From what I read, modern turntables are not what they were when vinyl was in vogue. Yes, no? How about redbook CD players? Is there anything in the horizon via new technology that will give more from the CD media that currently exists? Or has the height of redbook technology been reached?

If you mean that they are much much better now, esp. when you look at value with inflation factored in, I agree with you. If you could get something like a music hall mmf7 in 1980 for the same relative dollars, people would have found it a lot more painful (literally) to start buying thoses early cd players.

IMHO (as always). Technological progress is first to see what can be done at any price and second to do the same thing at the lowest possible price. I suspect that the first phase is close to its end, and there are some signs that the second phase is starting (e.g. Njoe Tjoeb & others).

As always, random thoughts that are worth as much as you paid for them.
I see TTs, and accessories getting better and better. The same with CD only players. I would assume that in the future there will be more Universal players and less CD only players.

Redbook is dying.
I think that the more interesting question could be posed about the availability of the software. Cassette, 8-track and open reel tape have completely disappeared in the US as consumer media, but LPs are still being pressed over twenty years into the CD era, is it at all likely that CDs of new music will continue to be distributed in the next era, which, it seems likely, will be internet based direct distribution of media?
Very short, at least for the the medium priced units.
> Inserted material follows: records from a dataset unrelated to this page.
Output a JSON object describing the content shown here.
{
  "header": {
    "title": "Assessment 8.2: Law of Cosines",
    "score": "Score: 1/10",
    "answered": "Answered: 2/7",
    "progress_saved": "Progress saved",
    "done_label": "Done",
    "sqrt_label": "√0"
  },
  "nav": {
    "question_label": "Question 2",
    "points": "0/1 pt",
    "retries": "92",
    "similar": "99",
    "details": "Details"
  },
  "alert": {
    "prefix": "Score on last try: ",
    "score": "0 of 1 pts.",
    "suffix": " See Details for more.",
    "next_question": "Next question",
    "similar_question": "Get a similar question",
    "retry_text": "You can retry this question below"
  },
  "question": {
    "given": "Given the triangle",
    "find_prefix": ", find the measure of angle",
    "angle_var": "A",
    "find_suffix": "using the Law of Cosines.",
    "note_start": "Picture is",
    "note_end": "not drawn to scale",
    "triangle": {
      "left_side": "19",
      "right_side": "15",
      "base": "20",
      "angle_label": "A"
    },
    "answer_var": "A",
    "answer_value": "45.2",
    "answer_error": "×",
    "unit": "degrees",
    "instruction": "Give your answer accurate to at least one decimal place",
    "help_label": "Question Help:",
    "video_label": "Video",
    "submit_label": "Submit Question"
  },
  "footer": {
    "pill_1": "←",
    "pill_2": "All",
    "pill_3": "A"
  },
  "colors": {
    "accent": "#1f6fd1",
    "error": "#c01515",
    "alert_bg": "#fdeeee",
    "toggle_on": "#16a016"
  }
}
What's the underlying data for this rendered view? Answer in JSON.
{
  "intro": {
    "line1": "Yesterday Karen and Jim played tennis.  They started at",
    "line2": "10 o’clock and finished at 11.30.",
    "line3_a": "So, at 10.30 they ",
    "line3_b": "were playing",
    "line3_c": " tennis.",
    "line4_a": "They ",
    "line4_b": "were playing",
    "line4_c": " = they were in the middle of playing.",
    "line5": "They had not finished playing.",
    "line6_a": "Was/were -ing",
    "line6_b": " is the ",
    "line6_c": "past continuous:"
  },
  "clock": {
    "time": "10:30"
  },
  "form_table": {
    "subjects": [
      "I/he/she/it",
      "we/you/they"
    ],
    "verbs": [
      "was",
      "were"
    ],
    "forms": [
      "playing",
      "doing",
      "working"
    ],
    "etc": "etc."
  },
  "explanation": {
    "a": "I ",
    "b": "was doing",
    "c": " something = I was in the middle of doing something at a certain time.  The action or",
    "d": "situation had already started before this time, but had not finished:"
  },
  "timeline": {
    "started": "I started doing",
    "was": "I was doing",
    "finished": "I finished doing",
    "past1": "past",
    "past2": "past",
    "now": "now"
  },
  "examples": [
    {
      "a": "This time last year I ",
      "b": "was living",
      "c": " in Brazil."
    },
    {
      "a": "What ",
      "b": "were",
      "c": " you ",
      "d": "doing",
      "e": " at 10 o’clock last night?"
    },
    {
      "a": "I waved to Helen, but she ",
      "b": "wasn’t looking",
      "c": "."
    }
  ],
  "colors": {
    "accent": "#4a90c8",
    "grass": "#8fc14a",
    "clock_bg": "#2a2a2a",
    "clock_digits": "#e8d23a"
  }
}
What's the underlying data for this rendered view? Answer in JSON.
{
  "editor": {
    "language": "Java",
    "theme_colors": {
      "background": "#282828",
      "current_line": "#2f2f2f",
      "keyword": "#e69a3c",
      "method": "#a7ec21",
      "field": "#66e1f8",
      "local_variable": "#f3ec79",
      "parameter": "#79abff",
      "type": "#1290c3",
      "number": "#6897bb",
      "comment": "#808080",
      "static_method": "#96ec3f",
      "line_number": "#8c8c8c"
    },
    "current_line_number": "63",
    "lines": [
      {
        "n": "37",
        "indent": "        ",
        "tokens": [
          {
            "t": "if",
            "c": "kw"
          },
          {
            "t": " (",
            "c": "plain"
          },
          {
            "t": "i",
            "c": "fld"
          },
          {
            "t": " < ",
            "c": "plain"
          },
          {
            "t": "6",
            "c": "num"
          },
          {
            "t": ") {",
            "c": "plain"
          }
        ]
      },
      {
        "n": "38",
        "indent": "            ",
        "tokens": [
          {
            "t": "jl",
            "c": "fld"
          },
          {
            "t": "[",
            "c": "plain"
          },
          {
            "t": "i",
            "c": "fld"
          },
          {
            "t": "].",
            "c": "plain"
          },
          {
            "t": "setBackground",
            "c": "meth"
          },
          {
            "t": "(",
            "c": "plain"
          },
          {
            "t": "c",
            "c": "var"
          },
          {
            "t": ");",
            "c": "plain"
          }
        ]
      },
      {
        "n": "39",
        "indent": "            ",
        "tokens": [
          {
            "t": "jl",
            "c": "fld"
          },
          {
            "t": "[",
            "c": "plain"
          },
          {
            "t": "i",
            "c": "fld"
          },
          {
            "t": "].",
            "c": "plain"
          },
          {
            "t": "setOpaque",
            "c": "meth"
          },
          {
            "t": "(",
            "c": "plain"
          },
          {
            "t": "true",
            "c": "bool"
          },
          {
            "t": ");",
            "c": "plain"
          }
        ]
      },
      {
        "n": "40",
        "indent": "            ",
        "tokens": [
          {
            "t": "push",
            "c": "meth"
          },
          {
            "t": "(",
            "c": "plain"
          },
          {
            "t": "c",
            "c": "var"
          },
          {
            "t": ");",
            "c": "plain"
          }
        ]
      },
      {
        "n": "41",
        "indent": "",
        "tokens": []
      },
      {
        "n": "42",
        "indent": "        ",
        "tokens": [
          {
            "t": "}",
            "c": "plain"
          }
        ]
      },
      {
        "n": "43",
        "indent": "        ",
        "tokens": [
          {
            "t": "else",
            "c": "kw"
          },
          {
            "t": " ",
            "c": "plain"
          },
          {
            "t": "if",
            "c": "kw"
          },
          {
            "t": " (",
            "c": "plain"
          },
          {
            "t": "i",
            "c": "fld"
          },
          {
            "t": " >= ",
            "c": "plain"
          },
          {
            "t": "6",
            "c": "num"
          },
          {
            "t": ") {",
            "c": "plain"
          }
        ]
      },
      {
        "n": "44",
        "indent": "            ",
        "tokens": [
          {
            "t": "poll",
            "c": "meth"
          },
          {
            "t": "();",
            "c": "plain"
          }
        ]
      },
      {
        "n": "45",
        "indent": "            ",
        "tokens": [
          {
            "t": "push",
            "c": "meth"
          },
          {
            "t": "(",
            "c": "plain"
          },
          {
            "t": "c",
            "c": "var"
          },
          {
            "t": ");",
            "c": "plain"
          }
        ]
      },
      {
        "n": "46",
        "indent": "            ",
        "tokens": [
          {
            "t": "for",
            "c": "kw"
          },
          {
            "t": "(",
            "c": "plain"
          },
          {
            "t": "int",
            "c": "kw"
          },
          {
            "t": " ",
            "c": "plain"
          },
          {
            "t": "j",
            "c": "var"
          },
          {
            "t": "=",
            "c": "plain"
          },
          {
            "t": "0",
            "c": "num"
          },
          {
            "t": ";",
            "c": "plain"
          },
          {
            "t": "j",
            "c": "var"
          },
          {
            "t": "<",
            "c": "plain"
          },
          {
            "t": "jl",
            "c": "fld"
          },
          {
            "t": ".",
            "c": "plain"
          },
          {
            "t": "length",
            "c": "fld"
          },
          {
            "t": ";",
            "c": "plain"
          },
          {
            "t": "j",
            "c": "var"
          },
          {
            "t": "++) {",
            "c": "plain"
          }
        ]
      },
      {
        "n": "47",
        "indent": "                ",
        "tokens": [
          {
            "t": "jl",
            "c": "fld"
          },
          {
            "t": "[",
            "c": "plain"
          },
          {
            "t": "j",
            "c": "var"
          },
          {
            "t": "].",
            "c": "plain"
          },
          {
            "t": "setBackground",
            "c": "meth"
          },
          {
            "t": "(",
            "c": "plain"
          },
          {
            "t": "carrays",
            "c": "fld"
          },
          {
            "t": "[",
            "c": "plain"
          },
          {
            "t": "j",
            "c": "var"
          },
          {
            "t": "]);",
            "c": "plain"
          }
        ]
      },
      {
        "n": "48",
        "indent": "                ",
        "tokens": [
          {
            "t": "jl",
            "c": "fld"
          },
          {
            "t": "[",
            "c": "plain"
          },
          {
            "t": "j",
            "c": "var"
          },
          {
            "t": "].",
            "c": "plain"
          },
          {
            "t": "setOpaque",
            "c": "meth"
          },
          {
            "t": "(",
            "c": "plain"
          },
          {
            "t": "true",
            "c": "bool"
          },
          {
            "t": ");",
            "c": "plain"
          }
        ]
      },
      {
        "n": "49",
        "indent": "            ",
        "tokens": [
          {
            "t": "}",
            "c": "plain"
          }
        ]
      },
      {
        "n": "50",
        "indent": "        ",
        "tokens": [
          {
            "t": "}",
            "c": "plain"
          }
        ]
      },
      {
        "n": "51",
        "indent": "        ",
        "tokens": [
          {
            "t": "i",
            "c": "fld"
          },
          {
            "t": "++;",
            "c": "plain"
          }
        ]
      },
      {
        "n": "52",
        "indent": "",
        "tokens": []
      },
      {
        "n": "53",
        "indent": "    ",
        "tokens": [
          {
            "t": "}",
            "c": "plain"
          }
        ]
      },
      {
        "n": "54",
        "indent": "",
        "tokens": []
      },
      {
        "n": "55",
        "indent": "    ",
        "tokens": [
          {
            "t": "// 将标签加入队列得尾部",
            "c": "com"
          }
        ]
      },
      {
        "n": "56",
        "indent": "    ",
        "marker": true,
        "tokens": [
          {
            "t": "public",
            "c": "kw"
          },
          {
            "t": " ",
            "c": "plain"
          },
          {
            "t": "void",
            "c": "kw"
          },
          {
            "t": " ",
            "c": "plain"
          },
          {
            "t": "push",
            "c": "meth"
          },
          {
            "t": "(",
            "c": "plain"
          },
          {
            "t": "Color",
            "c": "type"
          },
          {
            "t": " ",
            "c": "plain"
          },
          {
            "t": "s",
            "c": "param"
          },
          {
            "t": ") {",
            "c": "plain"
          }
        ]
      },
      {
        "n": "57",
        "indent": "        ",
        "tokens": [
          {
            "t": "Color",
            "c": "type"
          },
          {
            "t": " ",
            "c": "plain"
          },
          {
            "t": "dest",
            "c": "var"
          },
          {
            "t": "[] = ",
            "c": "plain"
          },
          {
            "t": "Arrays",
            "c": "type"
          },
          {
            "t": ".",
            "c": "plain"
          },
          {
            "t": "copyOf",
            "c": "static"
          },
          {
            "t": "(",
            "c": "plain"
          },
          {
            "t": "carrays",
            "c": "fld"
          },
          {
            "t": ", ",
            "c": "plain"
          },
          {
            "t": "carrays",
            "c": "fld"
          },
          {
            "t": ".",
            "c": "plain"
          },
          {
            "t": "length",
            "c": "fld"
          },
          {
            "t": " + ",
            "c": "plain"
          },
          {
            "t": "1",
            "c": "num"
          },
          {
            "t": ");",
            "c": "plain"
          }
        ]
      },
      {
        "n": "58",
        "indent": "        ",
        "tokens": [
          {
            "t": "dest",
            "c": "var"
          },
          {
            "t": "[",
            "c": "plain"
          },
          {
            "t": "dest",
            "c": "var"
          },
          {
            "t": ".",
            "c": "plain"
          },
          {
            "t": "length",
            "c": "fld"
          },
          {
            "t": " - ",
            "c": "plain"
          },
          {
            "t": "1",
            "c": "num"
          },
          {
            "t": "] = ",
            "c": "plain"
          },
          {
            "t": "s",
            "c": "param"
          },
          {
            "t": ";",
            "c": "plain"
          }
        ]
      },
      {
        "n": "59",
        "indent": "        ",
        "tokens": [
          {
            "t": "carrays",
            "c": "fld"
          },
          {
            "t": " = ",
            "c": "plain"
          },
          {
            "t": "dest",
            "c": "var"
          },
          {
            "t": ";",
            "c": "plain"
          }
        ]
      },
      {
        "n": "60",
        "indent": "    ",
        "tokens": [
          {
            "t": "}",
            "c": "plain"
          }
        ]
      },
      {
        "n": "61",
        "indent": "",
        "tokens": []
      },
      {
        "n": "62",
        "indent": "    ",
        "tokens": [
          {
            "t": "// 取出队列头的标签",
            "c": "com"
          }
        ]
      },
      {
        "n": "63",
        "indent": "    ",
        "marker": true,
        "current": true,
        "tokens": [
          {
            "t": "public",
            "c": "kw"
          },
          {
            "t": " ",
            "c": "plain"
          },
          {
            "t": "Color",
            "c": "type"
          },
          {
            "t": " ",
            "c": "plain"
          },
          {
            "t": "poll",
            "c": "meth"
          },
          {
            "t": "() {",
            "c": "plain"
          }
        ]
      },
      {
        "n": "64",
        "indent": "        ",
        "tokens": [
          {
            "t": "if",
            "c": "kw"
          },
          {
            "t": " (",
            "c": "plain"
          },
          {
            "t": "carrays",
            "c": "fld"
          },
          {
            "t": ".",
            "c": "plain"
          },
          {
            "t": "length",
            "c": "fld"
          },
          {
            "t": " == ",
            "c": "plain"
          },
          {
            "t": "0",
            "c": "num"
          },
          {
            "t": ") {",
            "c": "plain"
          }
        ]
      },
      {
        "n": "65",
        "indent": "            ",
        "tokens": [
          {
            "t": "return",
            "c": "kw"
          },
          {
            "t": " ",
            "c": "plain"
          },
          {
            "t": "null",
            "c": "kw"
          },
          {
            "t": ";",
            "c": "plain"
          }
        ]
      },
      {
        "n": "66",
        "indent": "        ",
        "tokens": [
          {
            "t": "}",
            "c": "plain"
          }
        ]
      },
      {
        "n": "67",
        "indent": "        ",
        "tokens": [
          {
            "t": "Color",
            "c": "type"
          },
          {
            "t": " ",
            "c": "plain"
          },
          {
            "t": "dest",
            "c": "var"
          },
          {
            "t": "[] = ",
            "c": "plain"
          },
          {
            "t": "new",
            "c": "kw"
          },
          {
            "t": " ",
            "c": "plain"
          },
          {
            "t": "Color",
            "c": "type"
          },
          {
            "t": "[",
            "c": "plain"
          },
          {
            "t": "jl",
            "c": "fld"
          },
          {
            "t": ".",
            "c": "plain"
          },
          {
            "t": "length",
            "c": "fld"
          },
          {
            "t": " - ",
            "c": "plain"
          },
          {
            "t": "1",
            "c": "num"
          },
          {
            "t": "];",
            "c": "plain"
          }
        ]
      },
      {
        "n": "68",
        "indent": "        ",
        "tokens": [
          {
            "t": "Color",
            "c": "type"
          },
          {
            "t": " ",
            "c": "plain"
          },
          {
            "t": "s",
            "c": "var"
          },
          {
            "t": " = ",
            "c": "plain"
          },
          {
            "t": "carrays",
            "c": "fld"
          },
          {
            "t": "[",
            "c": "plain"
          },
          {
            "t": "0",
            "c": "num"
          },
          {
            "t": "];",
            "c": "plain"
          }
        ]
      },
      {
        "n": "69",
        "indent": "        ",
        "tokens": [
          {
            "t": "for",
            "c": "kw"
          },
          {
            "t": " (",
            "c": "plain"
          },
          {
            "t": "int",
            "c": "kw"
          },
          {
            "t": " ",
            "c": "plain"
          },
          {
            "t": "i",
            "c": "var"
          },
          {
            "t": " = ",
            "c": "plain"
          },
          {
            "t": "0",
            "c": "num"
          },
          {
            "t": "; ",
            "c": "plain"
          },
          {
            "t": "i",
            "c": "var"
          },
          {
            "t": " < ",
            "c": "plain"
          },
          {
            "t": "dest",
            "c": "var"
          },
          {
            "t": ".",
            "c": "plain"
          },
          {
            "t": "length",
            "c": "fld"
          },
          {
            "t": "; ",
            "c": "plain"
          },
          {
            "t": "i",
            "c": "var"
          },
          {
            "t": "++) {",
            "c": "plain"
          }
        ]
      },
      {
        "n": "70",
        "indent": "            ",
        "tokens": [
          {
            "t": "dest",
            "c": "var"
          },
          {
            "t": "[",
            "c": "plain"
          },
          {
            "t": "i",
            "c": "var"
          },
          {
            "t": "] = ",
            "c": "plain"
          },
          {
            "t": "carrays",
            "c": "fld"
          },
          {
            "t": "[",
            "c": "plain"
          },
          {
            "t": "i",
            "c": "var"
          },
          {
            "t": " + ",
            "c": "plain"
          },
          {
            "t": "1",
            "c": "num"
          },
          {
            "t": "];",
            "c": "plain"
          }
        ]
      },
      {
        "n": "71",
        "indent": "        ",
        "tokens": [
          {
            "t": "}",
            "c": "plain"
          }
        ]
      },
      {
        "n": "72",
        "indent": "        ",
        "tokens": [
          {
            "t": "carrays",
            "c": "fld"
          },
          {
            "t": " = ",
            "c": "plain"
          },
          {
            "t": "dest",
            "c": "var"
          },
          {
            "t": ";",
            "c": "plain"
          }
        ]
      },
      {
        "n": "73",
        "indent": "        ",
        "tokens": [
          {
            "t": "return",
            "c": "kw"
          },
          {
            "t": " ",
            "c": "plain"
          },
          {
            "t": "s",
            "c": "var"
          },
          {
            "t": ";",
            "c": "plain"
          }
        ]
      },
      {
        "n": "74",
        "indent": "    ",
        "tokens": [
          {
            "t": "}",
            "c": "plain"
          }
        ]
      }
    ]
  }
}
Low priced units are almost gone from all major brands.
the conventional cd will outlive sacd and dvd audio. ultimately it will be a boutique entity similar to vinyl. most music will flow from the internet and the playback (we are here already) will be the home computer or ipod....the hi end industry shot both its feet off marketing myths and not not facts . its most loyal advocates are quickly growing older and not being replaced with enough new customers to sustain or grow the industry. so much for 'rock and roll will never die'.
Red-Book isnt going anywhere, it is way too popular with main stream population..no way will it die..not for the near, or slight, or far distant future...cmon didnt anyone learn a lesson on longevity from LP'S?